Extracted records
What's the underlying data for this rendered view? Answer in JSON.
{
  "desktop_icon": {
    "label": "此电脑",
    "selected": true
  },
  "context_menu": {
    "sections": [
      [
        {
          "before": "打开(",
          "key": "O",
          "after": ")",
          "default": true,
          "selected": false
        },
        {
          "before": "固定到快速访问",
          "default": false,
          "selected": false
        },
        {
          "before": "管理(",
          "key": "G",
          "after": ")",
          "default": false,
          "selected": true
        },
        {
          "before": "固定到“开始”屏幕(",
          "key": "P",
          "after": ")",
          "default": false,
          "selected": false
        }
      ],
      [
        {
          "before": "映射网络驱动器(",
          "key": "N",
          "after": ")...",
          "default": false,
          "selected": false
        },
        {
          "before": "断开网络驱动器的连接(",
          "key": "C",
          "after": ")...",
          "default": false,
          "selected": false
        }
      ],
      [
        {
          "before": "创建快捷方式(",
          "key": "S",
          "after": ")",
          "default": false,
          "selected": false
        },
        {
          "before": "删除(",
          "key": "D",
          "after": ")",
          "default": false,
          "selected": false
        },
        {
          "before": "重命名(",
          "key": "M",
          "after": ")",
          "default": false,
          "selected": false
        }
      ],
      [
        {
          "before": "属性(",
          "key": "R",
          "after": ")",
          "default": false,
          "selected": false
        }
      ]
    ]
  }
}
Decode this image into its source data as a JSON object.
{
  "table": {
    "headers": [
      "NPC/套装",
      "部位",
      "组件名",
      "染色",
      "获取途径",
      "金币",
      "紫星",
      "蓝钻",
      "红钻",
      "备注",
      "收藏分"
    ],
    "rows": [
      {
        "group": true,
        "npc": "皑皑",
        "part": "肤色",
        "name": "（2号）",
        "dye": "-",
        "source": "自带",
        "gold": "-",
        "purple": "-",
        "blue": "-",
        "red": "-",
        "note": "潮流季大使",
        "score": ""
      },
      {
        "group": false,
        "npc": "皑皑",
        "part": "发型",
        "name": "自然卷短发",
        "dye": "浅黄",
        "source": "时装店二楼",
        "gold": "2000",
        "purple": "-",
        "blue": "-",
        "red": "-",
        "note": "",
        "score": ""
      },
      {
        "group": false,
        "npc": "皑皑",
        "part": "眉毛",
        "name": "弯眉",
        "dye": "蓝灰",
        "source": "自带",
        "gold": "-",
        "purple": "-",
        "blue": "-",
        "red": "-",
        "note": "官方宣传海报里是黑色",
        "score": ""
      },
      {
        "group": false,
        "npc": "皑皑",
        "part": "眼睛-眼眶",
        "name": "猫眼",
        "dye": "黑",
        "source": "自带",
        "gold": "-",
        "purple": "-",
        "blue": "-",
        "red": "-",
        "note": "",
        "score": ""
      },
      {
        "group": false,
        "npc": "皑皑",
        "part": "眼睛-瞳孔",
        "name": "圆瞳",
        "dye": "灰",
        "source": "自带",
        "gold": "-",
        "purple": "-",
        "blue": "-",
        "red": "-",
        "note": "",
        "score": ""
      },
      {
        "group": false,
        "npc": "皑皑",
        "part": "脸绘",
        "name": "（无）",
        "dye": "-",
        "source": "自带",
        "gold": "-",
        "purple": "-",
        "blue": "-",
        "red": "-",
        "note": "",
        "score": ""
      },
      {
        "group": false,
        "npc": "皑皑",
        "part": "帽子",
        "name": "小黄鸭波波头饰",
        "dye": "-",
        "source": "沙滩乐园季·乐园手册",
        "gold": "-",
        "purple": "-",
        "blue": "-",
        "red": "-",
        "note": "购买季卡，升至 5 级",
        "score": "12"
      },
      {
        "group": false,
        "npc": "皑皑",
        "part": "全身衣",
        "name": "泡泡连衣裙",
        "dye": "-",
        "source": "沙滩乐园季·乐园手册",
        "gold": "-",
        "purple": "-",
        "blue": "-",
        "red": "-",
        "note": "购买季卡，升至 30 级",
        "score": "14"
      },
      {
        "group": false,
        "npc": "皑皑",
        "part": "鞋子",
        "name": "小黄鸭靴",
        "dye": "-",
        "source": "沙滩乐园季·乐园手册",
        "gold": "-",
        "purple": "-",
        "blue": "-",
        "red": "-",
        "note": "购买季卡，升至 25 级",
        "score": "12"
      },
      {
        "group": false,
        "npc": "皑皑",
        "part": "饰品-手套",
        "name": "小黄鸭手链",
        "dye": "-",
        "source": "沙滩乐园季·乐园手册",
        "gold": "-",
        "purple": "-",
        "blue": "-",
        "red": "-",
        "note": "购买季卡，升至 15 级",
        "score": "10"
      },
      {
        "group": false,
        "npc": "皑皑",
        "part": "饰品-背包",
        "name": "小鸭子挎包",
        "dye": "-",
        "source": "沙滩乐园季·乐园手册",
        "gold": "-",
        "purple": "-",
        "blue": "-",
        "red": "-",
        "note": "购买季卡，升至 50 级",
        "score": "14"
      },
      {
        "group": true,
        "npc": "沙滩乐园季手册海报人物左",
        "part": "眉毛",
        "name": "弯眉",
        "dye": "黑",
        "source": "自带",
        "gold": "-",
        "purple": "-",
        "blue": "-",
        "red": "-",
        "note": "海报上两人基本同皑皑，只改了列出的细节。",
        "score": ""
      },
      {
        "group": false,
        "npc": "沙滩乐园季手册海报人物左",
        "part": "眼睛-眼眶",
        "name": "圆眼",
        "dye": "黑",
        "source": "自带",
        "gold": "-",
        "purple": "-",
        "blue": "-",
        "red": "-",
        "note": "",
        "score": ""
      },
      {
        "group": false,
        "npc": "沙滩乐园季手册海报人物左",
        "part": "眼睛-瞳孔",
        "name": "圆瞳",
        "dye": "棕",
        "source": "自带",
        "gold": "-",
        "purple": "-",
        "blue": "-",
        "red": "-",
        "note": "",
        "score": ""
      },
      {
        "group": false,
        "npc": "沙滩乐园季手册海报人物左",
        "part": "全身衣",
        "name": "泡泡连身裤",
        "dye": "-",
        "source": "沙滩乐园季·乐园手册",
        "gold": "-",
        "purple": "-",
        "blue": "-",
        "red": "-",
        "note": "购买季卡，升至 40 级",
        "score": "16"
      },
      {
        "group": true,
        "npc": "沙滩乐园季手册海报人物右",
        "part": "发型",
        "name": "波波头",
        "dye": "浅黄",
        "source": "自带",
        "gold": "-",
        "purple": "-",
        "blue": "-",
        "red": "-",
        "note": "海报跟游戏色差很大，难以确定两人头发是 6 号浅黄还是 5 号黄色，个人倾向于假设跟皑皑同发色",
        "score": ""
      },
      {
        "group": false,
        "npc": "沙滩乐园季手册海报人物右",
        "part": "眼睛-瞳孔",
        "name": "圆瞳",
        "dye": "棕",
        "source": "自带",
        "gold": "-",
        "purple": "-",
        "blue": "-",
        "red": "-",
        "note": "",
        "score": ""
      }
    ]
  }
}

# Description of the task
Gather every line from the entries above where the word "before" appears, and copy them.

# Exercise output
          "before": "打开(",
          "before": "固定到快速访问",
          "before": "管理(",
          "before": "固定到“开始”屏幕(",
          "before": "映射网络驱动器(",
          "before": "断开网络驱动器的连接(",
          "before": "创建快捷方式(",
          "before": "删除(",
          "before": "重命名(",
          "before": "属性(",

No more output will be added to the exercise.